Supplied entries section start

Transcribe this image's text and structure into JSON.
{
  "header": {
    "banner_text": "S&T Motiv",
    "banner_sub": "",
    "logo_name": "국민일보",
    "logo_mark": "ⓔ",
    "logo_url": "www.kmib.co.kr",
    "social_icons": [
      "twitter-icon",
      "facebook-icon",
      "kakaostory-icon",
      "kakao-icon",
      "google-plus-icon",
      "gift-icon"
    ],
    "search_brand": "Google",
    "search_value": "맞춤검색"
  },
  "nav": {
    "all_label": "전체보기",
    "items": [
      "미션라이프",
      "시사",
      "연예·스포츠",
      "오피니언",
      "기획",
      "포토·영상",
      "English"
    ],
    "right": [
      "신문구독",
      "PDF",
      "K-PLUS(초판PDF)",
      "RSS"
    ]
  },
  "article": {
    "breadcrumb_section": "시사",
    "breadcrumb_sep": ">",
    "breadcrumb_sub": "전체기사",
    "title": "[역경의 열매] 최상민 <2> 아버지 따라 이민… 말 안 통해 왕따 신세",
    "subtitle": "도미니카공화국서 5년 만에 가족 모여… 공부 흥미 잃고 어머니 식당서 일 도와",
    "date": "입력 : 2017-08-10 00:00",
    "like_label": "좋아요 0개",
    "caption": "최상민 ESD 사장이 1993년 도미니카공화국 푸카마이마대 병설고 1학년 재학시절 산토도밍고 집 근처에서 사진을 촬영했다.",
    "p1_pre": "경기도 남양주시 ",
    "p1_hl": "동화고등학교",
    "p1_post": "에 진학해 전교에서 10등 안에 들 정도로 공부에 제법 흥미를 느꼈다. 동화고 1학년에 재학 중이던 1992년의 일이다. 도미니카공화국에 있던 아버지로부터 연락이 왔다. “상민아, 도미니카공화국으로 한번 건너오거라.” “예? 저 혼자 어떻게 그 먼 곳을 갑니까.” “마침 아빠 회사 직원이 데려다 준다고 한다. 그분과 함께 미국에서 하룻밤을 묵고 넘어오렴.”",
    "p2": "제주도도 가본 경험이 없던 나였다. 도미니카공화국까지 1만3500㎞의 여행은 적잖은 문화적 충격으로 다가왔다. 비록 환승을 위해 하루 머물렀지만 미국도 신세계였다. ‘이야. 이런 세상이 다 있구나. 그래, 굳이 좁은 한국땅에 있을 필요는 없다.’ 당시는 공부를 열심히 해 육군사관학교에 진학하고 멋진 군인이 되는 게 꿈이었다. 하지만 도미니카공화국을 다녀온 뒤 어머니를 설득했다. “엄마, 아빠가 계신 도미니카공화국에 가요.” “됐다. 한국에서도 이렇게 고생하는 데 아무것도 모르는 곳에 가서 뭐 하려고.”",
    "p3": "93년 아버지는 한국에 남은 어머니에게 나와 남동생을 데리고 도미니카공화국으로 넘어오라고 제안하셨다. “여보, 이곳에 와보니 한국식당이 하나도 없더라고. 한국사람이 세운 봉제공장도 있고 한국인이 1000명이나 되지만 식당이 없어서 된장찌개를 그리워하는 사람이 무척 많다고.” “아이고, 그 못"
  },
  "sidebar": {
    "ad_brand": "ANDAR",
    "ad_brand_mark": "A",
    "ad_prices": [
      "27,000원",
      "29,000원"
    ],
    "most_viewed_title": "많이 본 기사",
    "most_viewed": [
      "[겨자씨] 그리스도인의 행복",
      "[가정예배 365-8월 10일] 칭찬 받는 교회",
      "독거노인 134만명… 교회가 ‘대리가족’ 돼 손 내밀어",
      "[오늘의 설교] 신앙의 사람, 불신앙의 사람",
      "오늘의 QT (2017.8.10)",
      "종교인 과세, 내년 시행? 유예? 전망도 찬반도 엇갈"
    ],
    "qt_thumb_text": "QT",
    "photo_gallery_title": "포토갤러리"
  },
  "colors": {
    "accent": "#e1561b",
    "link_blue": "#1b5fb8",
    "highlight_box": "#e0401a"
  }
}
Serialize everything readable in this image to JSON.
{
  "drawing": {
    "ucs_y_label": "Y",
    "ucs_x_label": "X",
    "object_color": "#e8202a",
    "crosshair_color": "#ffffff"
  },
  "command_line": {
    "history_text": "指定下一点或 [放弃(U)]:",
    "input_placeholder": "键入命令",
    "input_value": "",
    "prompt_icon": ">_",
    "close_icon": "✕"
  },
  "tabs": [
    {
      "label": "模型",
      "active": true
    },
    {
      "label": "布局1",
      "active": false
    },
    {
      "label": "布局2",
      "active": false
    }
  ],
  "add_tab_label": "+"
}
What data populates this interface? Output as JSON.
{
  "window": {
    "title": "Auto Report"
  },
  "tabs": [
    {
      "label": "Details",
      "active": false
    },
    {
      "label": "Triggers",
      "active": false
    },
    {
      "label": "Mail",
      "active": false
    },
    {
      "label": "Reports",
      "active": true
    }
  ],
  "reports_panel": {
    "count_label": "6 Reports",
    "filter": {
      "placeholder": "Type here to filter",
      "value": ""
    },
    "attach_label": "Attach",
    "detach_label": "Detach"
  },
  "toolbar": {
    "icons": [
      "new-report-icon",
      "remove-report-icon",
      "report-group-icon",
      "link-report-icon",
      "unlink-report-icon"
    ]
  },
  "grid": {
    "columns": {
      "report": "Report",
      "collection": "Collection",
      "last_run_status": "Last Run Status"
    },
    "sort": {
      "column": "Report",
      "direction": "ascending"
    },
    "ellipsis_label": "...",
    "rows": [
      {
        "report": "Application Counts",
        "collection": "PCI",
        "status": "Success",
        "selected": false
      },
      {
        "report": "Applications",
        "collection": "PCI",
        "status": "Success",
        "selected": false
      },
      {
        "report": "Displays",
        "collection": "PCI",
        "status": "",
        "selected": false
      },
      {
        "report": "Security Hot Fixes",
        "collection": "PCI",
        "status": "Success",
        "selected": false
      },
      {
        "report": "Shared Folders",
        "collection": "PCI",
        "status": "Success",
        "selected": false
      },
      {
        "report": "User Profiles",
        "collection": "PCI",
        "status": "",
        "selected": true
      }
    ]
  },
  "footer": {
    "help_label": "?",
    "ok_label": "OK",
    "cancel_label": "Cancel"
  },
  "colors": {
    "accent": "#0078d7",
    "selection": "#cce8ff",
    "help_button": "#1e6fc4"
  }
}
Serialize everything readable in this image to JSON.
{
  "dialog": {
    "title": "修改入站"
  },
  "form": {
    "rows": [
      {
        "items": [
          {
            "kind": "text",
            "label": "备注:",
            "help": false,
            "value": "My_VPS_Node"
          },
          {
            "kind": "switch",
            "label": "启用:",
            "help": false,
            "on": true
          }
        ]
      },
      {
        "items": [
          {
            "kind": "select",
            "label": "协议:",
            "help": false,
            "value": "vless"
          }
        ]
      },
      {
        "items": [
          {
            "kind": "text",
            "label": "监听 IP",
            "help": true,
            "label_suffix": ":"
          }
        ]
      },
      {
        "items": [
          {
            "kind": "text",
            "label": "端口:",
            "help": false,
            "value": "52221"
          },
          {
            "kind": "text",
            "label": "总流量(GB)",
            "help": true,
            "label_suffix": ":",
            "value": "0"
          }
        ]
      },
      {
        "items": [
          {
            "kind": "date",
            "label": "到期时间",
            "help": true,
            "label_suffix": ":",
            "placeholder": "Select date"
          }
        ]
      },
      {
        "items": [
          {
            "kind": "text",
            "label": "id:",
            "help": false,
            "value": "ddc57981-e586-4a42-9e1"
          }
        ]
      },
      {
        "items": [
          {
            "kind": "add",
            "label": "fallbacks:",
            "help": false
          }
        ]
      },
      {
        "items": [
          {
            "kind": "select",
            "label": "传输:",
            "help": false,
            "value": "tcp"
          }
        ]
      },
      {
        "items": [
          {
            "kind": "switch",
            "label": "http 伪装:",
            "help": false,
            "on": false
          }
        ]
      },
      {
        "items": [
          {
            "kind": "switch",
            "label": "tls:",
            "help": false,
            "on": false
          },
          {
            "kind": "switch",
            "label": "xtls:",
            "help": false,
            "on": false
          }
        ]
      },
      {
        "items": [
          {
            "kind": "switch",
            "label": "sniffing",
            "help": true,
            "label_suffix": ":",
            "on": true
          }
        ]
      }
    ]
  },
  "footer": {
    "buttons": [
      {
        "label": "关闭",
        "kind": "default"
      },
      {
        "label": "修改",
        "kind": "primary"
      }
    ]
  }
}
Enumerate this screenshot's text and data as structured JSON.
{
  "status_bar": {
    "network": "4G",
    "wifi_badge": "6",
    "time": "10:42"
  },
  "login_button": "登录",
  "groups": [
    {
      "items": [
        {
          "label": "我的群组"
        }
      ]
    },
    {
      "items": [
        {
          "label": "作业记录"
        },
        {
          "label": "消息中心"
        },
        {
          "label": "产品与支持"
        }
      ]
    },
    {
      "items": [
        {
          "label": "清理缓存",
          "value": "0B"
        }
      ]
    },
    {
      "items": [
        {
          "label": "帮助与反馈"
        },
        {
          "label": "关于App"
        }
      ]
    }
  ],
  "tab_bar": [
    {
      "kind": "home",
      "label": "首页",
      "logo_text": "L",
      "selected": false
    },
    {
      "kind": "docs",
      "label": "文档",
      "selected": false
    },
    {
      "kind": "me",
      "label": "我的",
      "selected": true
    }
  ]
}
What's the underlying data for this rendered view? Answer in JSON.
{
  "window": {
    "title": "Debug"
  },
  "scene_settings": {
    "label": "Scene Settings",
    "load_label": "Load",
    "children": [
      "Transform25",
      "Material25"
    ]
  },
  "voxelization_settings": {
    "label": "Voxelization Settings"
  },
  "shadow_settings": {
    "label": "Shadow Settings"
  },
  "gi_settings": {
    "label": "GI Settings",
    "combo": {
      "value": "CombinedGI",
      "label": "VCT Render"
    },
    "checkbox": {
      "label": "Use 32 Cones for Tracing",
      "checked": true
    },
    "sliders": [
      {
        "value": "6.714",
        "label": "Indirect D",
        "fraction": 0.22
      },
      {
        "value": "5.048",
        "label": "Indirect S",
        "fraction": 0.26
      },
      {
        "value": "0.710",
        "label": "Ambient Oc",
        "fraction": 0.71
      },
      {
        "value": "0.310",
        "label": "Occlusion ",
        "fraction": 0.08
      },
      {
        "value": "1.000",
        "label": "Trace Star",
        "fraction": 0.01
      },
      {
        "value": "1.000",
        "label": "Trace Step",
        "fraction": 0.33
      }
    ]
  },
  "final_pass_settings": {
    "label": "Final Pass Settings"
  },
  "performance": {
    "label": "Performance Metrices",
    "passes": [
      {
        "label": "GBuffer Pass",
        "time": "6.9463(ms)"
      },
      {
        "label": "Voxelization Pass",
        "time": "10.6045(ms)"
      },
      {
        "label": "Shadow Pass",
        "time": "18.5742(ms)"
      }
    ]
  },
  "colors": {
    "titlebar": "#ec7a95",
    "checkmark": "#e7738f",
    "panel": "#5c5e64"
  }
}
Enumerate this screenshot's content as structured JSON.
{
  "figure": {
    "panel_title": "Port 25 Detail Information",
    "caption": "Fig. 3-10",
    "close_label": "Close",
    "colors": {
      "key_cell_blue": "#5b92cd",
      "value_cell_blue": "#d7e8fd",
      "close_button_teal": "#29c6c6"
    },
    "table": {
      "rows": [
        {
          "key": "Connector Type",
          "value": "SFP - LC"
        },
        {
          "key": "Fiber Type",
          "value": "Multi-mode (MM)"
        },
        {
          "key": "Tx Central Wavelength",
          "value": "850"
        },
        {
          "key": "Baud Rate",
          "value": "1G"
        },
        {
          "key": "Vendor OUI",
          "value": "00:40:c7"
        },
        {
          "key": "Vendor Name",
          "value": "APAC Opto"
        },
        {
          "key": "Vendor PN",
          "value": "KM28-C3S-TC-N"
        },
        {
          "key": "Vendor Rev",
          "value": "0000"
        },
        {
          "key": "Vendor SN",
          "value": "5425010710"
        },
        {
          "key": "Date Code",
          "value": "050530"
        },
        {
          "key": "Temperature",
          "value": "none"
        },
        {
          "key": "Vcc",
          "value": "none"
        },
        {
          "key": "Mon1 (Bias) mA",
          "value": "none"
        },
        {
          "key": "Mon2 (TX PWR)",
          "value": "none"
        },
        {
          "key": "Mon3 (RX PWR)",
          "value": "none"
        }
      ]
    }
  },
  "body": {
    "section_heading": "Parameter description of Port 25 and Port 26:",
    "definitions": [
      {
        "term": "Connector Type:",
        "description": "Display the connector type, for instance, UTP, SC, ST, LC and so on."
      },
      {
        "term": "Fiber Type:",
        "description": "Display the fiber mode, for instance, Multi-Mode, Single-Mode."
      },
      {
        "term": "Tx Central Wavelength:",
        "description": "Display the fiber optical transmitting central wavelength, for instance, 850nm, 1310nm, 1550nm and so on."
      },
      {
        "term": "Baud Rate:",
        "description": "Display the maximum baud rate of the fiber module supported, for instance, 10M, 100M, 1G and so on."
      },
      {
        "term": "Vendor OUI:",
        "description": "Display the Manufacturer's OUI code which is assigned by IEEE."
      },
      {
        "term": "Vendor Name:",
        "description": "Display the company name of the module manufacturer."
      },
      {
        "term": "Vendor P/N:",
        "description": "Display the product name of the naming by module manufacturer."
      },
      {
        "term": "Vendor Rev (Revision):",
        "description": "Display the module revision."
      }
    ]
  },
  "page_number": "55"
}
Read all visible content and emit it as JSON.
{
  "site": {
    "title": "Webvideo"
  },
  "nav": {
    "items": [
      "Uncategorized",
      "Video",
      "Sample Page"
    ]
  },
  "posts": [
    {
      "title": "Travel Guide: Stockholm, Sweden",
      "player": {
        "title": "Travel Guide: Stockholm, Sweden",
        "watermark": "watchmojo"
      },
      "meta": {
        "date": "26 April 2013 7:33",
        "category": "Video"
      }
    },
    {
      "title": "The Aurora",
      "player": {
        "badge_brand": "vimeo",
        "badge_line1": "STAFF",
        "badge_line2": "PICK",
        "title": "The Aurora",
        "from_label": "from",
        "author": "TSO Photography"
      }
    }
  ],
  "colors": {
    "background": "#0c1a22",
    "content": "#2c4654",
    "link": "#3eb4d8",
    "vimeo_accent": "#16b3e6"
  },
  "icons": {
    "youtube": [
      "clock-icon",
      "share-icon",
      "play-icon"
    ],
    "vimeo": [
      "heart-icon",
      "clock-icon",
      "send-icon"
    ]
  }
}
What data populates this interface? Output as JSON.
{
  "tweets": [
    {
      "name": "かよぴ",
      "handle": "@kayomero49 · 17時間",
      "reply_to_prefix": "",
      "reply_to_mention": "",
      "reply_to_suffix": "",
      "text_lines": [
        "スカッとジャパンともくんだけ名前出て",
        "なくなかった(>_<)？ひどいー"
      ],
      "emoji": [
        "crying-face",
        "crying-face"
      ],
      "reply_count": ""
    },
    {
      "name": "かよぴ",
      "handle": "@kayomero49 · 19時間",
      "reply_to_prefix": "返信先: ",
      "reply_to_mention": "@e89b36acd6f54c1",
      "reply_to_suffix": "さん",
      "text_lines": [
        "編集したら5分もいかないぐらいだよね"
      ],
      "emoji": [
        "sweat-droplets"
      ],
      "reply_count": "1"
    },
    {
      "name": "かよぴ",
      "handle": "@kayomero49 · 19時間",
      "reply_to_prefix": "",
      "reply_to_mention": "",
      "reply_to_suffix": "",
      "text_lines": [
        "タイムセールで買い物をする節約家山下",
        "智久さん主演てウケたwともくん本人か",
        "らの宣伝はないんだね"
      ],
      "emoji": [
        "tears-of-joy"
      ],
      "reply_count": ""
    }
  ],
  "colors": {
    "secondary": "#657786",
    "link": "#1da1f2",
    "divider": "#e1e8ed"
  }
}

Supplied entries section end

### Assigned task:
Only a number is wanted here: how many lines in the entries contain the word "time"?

### Task output:
4